I suspect that producing a print version will magnify many of
Wikipedia's weak points and minimize many of its strong points. One
point about web Wikipedia is that there is no overview, and
consequently the variation in style, quality, and depth of coverage is
not directly obvious. Flipping through a print book will make this much
Another problem is that producing a respectable-looking print version
will, I think, require a high degree of selectivity and quality control
and a fairly rigid approval process by editors who in turn will have to
be approved... and articles frozen after approval. That is, exactly the
opposite of the Wikipedia creation process.
Another problem is that I think that to come up to peoples' expectation
in print versions, a large fraction of the output will have to be
actively edited (for tyops, repeated words words, and to fully
complying with grammatical and language standards). Will people stand
for a mixture of British and American spelling? How many minutes per
article will it take to copyedit to print-Wikipedia standards.
And despite the perfectly clear disclaimer on the every edit page that
explains that you are donating your work, I suspect that some people
who see the work they did for free appear in a bookstore with a price

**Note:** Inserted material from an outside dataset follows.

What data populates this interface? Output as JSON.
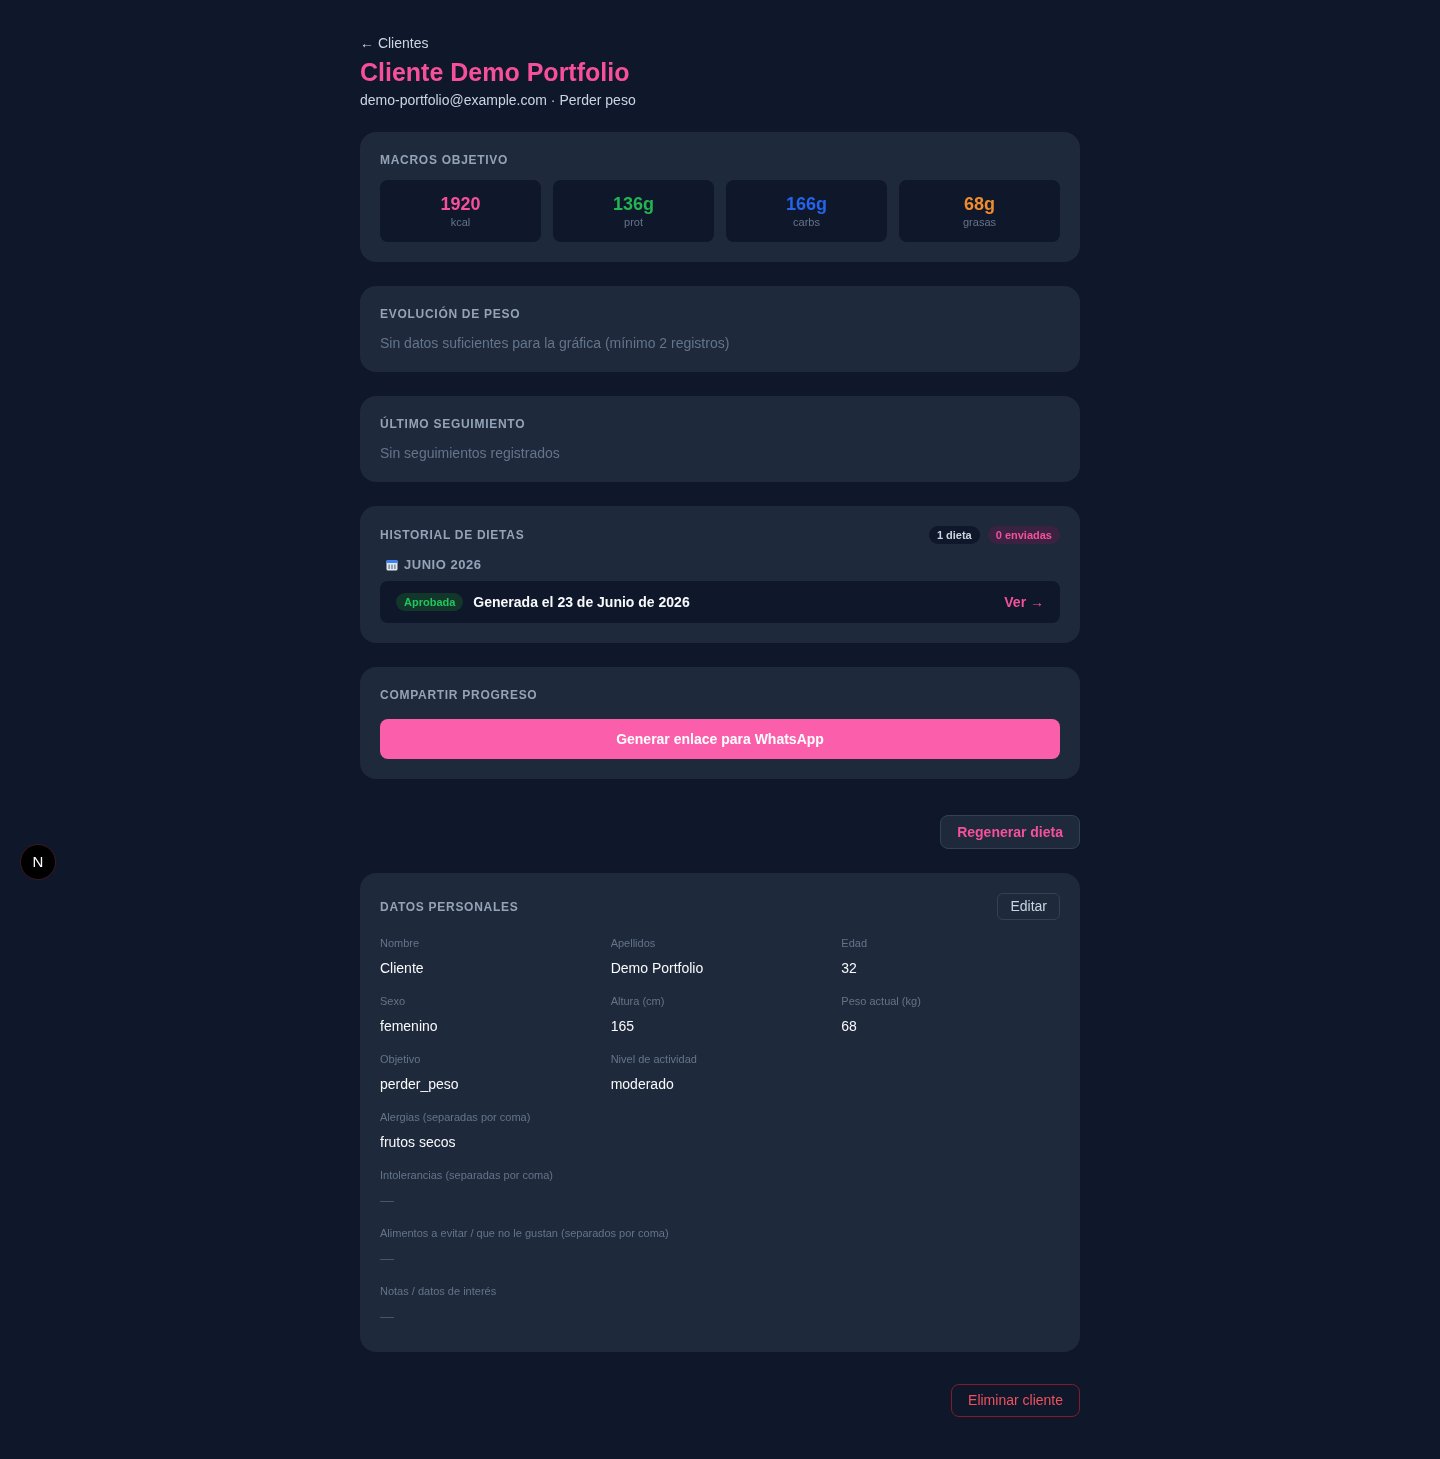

tag on it will be upset. And I think copyright violations could be a
minefield. Do you think every single one will be caught? Whatever the
theory, I expect that in practice the consequences of a copyright
violation in a print version will be more serious than on the Web. What
if some print encyclopedia company were to act like SCO and assert that
they have found tens of thousands of individual sentences lifted from
their print version by hundreds of contributors (and that they won't
tell anyone which they are?) Even assuming their case is no stronger
than SCOs it could be a substantial nuisance.
Daniel P. B. Smith, dpbsmith(a)world.std.com alternate:
"Elinor Goulding Smith's Great Big Messy Book" is now back in print!
Sample chapter at http://world.std.com/~dpbsmith/messy.html
Buy it at http://www.amazon.com/exec/obidos/ASIN/1403314063/
--- On Fri 02/27, David Gerard < fun(a)thingy.apana.org.au > wrote:
>It needs to be a separate branch, taking stuff from the trunk as it
>sees fit. Tag it "Wikipedia Concise Print" or something.
Why not make it equivalent to a language Wikipedia? We already have the 'Simple English' Wikipedia. The other language type link on an article could tell you the page had been selected (or moved).
Join Excite! - http://www.excite.com
The most personalized portal on the Web!